-- Opening Marker --
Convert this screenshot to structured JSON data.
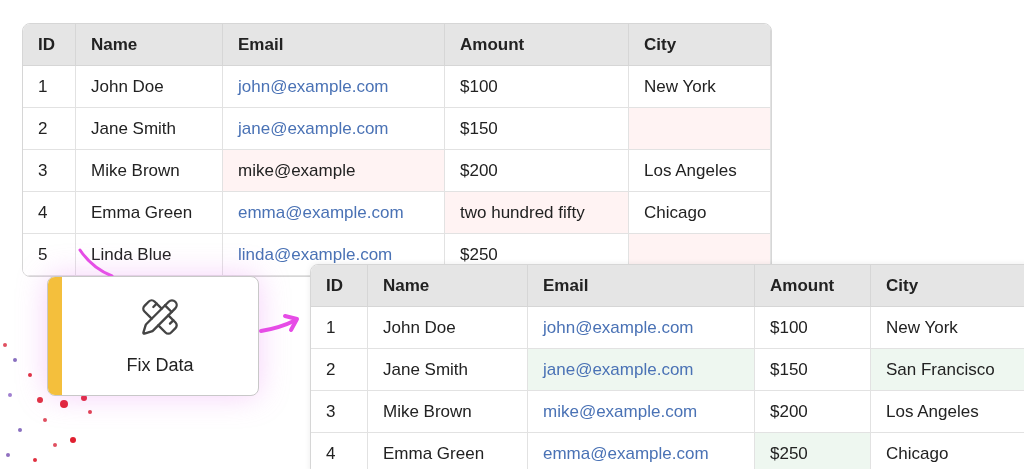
{
  "tables": [
    {
      "columns": [
        "ID",
        "Name",
        "Email",
        "Amount",
        "City"
      ],
      "rows": [
        {
          "cells": [
            {
              "text": "1",
              "link": false,
              "invalid": false,
              "corrected": false
            },
            {
              "text": "John Doe",
              "link": false,
              "invalid": false,
              "corrected": false
            },
            {
              "text": "john@example.com",
              "link": true,
              "invalid": false,
              "corrected": false
            },
            {
              "text": "$100",
              "link": false,
              "invalid": false,
              "corrected": false
            },
            {
              "text": "New York",
              "link": false,
              "invalid": false,
              "corrected": false
            }
          ]
        },
        {
          "cells": [
            {
              "text": "2",
              "link": false,
              "invalid": false,
              "corrected": false
            },
            {
              "text": "Jane Smith",
              "link": false,
              "invalid": false,
              "corrected": false
            },
            {
              "text": "jane@example.com",
              "link": true,
              "invalid": false,
              "corrected": false
            },
            {
              "text": "$150",
              "link": false,
              "invalid": false,
              "corrected": false
            },
            {
              "invalid": true,
              "corrected": false
            }
          ]
        },
        {
          "cells": [
            {
              "text": "3",
              "link": false,
              "invalid": false,
              "corrected": false
            },
            {
              "text": "Mike Brown",
              "link": false,
              "invalid": false,
              "corrected": false
            },
            {
              "text": "mike@example",
              "link": false,
              "invalid": true,
              "corrected": false
            },
            {
              "text": "$200",
              "link": false,
              "invalid": false,
              "corrected": false
            },
            {
              "text": "Los Angeles",
              "link": false,
              "invalid": false,
              "corrected": false
            }
          ]
        },
        {
          "cells": [
            {
              "text": "4",
              "link": false,
              "invalid": false,
              "corrected": false
            },
            {
              "text": "Emma Green",
              "link": false,
              "invalid": false,
              "corrected": false
            },
            {
              "text": "emma@example.com",
              "link": true,
              "invalid": false,
              "corrected": false
            },
            {
              "text": "two hundred fifty",
              "link": false,
              "invalid": true,
              "corrected": false
            },
            {
              "text": "Chicago",
              "link": false,
              "invalid": false,
              "corrected": false
            }
          ]
        },
        {
          "cells": [
            {
              "text": "5",
              "link": false,
              "invalid": false,
              "corrected": false
            },
            {
              "text": "Linda Blue",
              "link": false,
              "invalid": false,
              "corrected": false
            },
            {
              "text": "linda@example.com",
              "link": true,
              "invalid": false,
              "corrected": false
            },
            {
              "text": "$250",
              "link": false,
              "invalid": false,
              "corrected": false
            },
            {
              "invalid": true,
              "corrected": false
            }
          ]
        }
      ]
    },
    {
      "columns": [
        "ID",
        "Name",
        "Email",
        "Amount",
        "City"
      ],
      "rows": [
        {
          "cells": [
            {
              "text": "1",
              "link": false,
              "invalid": false,
              "corrected": false
            },
            {
              "text": "John Doe",
              "link": false,
              "invalid": false,
              "corrected": false
            },
            {
              "text": "john@example.com",
              "link": true,
              "invalid": false,
              "corrected": false
            },
            {
              "text": "$100",
              "link": false,
              "invalid": false,
              "corrected": false
            },
            {
              "text": "New York",
              "link": false,
              "invalid": false,
              "corrected": false
            }
          ]
        },
        {
          "cells": [
            {
              "text": "2",
              "link": false,
              "invalid": false,
              "corrected": false
            },
            {
              "text": "Jane Smith",
              "link": false,
              "invalid": false,
              "corrected": false
            },
            {
              "text": "jane@example.com",
              "link": true,
              "invalid": false,
              "corrected": true
            },
            {
              "text": "$150",
              "link": false,
              "invalid": false,
              "corrected": false
            },
            {
              "text": "San Francisco",
              "link": false,
              "invalid": false,
              "corrected": true
            }
          ]
        },
        {
          "cells": [
            {
              "text": "3",
              "link": false,
              "invalid": false,
              "corrected": false
            },
            {
              "text": "Mike Brown",
              "link": false,
              "invalid": false,
              "corrected": false
            },
            {
              "text": "mike@example.com",
              "link": true,
              "invalid": false,
              "corrected": false
            },
            {
              "text": "$200",
              "link": false,
              "invalid": false,
              "corrected": false
            },
            {
              "text": "Los Angeles",
              "link": false,
              "invalid": false,
              "corrected": false
            }
          ]
        },
        {
          "cells": [
            {
              "text": "4",
              "link": false,
              "invalid": false,
              "corrected": false
            },
            {
              "text": "Emma Green",
              "link": false,
              "invalid": false,
              "corrected": false
            },
            {
              "text": "emma@example.com",
              "link": true,
              "invalid": false,
              "corrected": false
            },
            {
              "text": "$250",
              "link": false,
              "invalid": false,
              "corrected": true
            },
            {
              "text": "Chicago",
              "link": false,
              "invalid": false,
              "corrected": false
            }
          ]
        }
      ]
    }
  ],
  "action": {
    "label": "Fix Data"
  }
}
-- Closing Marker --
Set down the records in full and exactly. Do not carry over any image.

◆ **ANSWER SECTION**:
Convert this screenshot to structured JSON data.
{
  "tables": [
    {
      "columns": [
        "ID",
        "Name",
        "Email",
        "Amount",
        "City"
      ],
      "rows": [
        {
          "cells": [
            {
              "text": "1",
              "link": false,
              "invalid": false,
              "corrected": false
            },
            {
              "text": "John Doe",
              "link": false,
              "invalid": false,
              "corrected": false
            },
            {
              "text": "john@example.com",
              "link": true,
              "invalid": false,
              "corrected": false
            },
            {
              "text": "$100",
              "link": false,
              "invalid": false,
              "corrected": false
            },
            {
              "text": "New York",
              "link": false,
              "invalid": false,
              "corrected": false
            }
          ]
        },
        {
          "cells": [
            {
              "text": "2",
              "link": false,
              "invalid": false,
              "corrected": false
            },
            {
              "text": "Jane Smith",
              "link": false,
              "invalid": false,
              "corrected": false
            },
            {
              "text": "jane@example.com",
              "link": true,
              "invalid": false,
              "corrected": false
            },
            {
              "text": "$150",
              "link": false,
              "invalid": false,
              "corrected": false
            },
            {
              "invalid": true,
              "corrected": false
            }
          ]
        },
        {
          "cells": [
            {
              "text": "3",
              "link": false,
              "invalid": false,
              "corrected": false
            },
            {
              "text": "Mike Brown",
              "link": false,
              "invalid": false,
              "corrected": false
            },
            {
              "text": "mike@example",
              "link": false,
              "invalid": true,
              "corrected": false
            },
            {
              "text": "$200",
              "link": false,
              "invalid": false,
              "corrected": false
            },
            {
              "text": "Los Angeles",
              "link": false,
              "invalid": false,
              "corrected": false
            }
          ]
        },
        {
          "cells": [
            {
              "text": "4",
              "link": false,
              "invalid": false,
              "corrected": false
            },
            {
              "text": "Emma Green",
              "link": false,
              "invalid": false,
              "corrected": false
            },
            {
              "text": "emma@example.com",
              "link": true,
              "invalid": false,
              "corrected": false
            },
            {
              "text": "two hundred fifty",
              "link": false,
              "invalid": true,
              "corrected": false
            },
            {
              "text": "Chicago",
              "link": false,
              "invalid": false,
              "corrected": false
            }
          ]
        },
        {
          "cells": [
            {
              "text": "5",
              "link": false,
              "invalid": false,
              "corrected": false
            },
            {
              "text": "Linda Blue",
              "link": false,
              "invalid": false,
              "corrected": false
            },
            {
              "text": "linda@example.com",
              "link": true,
              "invalid": false,
              "corrected": false
            },
            {
              "text": "$250",
              "link": false,
              "invalid": false,
              "corrected": false
            },
            {
              "invalid": true,
              "corrected": false
            }
          ]
        }
      ]
    },
    {
      "columns": [
        "ID",
        "Name",
        "Email",
        "Amount",
        "City"
      ],
      "rows": [
        {
          "cells": [
            {
              "text": "1",
              "link": false,
              "invalid": false,
              "corrected": false
            },
            {
              "text": "John Doe",
              "link": false,
              "invalid": false,
              "corrected": false
            },
            {
              "text": "john@example.com",
              "link": true,
              "invalid": false,
              "corrected": false
            },
            {
              "text": "$100",
              "link": false,
              "invalid": false,
              "corrected": false
            },
            {
              "text": "New York",
              "link": false,
              "invalid": false,
              "corrected": false
            }
          ]
        },
        {
          "cells": [
            {
              "text": "2",
              "link": false,
              "invalid": false,
              "corrected": false
            },
            {
              "text": "Jane Smith",
              "link": false,
              "invalid": false,
              "corrected": false
            },
            {
              "text": "jane@example.com",
              "link": true,
              "invalid": false,
              "corrected": true
            },
            {
              "text": "$150",
              "link": false,
              "invalid": false,
              "corrected": false
            },
            {
              "text": "San Francisco",
              "link": false,
              "invalid": false,
              "corrected": true
            }
          ]
        },
        {
          "cells": [
            {
              "text": "3",
              "link": false,
              "invalid": false,
              "corrected": false
            },
            {
              "text": "Mike Brown",
              "link": false,
              "invalid": false,
              "corrected": false
            },
            {
              "text": "mike@example.com",
              "link": true,
              "invalid": false,
              "corrected": false
            },
            {
              "text": "$200",
              "link": false,
              "invalid": false,
              "corrected": false
            },
            {
              "text": "Los Angeles",
              "link": false,
              "invalid": false,
              "corrected": false
            }
          ]
        },
        {
          "cells": [
            {
              "text": "4",
              "link": false,
              "invalid": false,
              "corrected": false
            },
            {
              "text": "Emma Green",
              "link": false,
              "invalid": false,
              "corrected": false
            },
            {
              "text": "emma@example.com",
              "link": true,
              "invalid": false,
              "corrected": false
            },
            {
              "text": "$250",
              "link": false,
              "invalid": false,
              "corrected": true
            },
            {
              "text": "Chicago",
              "link": false,
              "invalid": false,
              "corrected": false
            }
          ]
        }
      ]
    }
  ],
  "action": {
    "label": "Fix Data"
  }
}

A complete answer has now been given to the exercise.